■ DATASET ENTRIES ■
★ ★ ★ ★ ★ ★ ★

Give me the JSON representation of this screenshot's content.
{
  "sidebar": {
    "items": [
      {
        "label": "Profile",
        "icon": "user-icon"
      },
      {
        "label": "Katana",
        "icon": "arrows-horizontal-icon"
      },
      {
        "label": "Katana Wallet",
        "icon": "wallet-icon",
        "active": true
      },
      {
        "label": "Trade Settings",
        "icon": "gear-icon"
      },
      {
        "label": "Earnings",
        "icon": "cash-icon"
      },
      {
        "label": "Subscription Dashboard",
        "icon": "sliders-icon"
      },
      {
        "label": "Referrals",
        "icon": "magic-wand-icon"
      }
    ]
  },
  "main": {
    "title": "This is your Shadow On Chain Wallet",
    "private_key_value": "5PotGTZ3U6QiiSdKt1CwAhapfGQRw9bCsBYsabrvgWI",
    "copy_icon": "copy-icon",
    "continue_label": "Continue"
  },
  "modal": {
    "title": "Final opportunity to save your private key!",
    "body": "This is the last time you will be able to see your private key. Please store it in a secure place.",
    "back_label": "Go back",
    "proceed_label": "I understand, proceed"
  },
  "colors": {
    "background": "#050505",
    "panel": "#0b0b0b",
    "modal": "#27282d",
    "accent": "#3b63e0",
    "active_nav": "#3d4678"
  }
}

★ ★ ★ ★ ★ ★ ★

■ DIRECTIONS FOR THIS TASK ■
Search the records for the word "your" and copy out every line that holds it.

■ EXERCISE SOLUTION ■
    "title": "This is your Shadow On Chain Wallet",
    "title": "Final opportunity to save your private key!",
    "body": "This is the last time you will be able to see your private key. Please store it in a secure place.",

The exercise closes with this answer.